Throughout the show we are made aware of the superstition by the sinister Narrator, portrayed by Warwick Evans, that if the two boys ever find out their true identity they will both die on that same day. Evans has a rasping ‘Scouse accent giving his character a real foreboding presence on stage as he excels in conveying the story through simple monologues and song. Upper-class mother Mrs Lyons (Tracy Spencer) is haunted by Evans throughout the show as he makes it clear her dark secret ‘could’ be unearthed at any minute and destroy her and her ‘son’ Eddie’s life.

The childhood scenes are all played excellently by the adult cast with Mickey (Sean Jones) and Eddie (Mark Hutchinson) keeping the audience captivated with performances that have you laughing out loud to moments of heartbreak. Both actors are veterans of their prospective roles and it’s easy to see why they were chosen for the shows last ever performance at the West End’s Phoenix Theatre. Jones lights up every scene as the carefree young Mickey, his comic timing bringing out the humour of Willy Russell’s script and in stark contrast he expertly delivers the darker scenes in the second half of the show as he battles with love, loss and depression. Olivia Sloyan, who plays Linda, is also perfectly cast as she helps cement the relationship between the twins throughout but ultimately whose undying love for both brings about their untimely and dramatic end.

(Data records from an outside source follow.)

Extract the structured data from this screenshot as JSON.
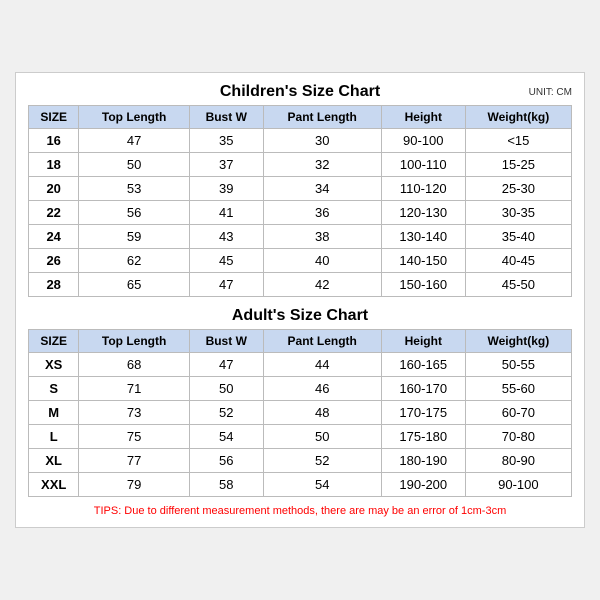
{
  "children_title": "Children's Size Chart",
  "adult_title": "Adult's Size Chart",
  "unit": "UNIT: CM",
  "columns": [
    "SIZE",
    "Top Length",
    "Bust W",
    "Pant Length",
    "Height",
    "Weight(kg)"
  ],
  "children_rows": [
    [
      "16",
      "47",
      "35",
      "30",
      "90-100",
      "<15"
    ],
    [
      "18",
      "50",
      "37",
      "32",
      "100-110",
      "15-25"
    ],
    [
      "20",
      "53",
      "39",
      "34",
      "110-120",
      "25-30"
    ],
    [
      "22",
      "56",
      "41",
      "36",
      "120-130",
      "30-35"
    ],
    [
      "24",
      "59",
      "43",
      "38",
      "130-140",
      "35-40"
    ],
    [
      "26",
      "62",
      "45",
      "40",
      "140-150",
      "40-45"
    ],
    [
      "28",
      "65",
      "47",
      "42",
      "150-160",
      "45-50"
    ]
  ],
  "adult_rows": [
    [
      "XS",
      "68",
      "47",
      "44",
      "160-165",
      "50-55"
    ],
    [
      "S",
      "71",
      "50",
      "46",
      "160-170",
      "55-60"
    ],
    [
      "M",
      "73",
      "52",
      "48",
      "170-175",
      "60-70"
    ],
    [
      "L",
      "75",
      "54",
      "50",
      "175-180",
      "70-80"
    ],
    [
      "XL",
      "77",
      "56",
      "52",
      "180-190",
      "80-90"
    ],
    [
      "XXL",
      "79",
      "58",
      "54",
      "190-200",
      "90-100"
    ]
  ],
  "tips": "TIPS: Due to different measurement methods, there are may be an error of 1cm-3cm"
}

A special mention must go to Maureen Nolan as this was her first night on the current tour since she lost her brave sister Bernie, (who had also played the role of Mrs.Johnstone), to cancer. From the opening scenes until the final tragic ending Maureen had the audience in the palm of her hands and collectively hugging her. As she sank to her knees singing ‘Tell Me it’s Not True’ at the finale the heartbreaking lyrics resonated around the auditorium and every ounce of emotion poured out of her. The cast took 3 well deserved standing ovations but the biggest cheer was left for Nolan who came out on her own for the final curtain call sobbing and, as she punched her hand up to the heavens, there wasn’t a dry eye in the house.

Willy Russell has written a timeless masterpiece with Blood Brothers which in 28 years has changed very little and considering he wrote not only the script but the music as well it is a testament to his standing as one of Britain’s much loved storytellers. I would recommend anyone to see this show if you haven’t done already, the journey will captivate you in every way and the story will live with you long after the final curtain falls. So, ‘if you’ve never heard the story of the Johnstone twins’ make sure you don’t miss Blood Brothers.

Blood Brothers runs at the Lowry Theatre, Salford Quays until Saturday 7th September.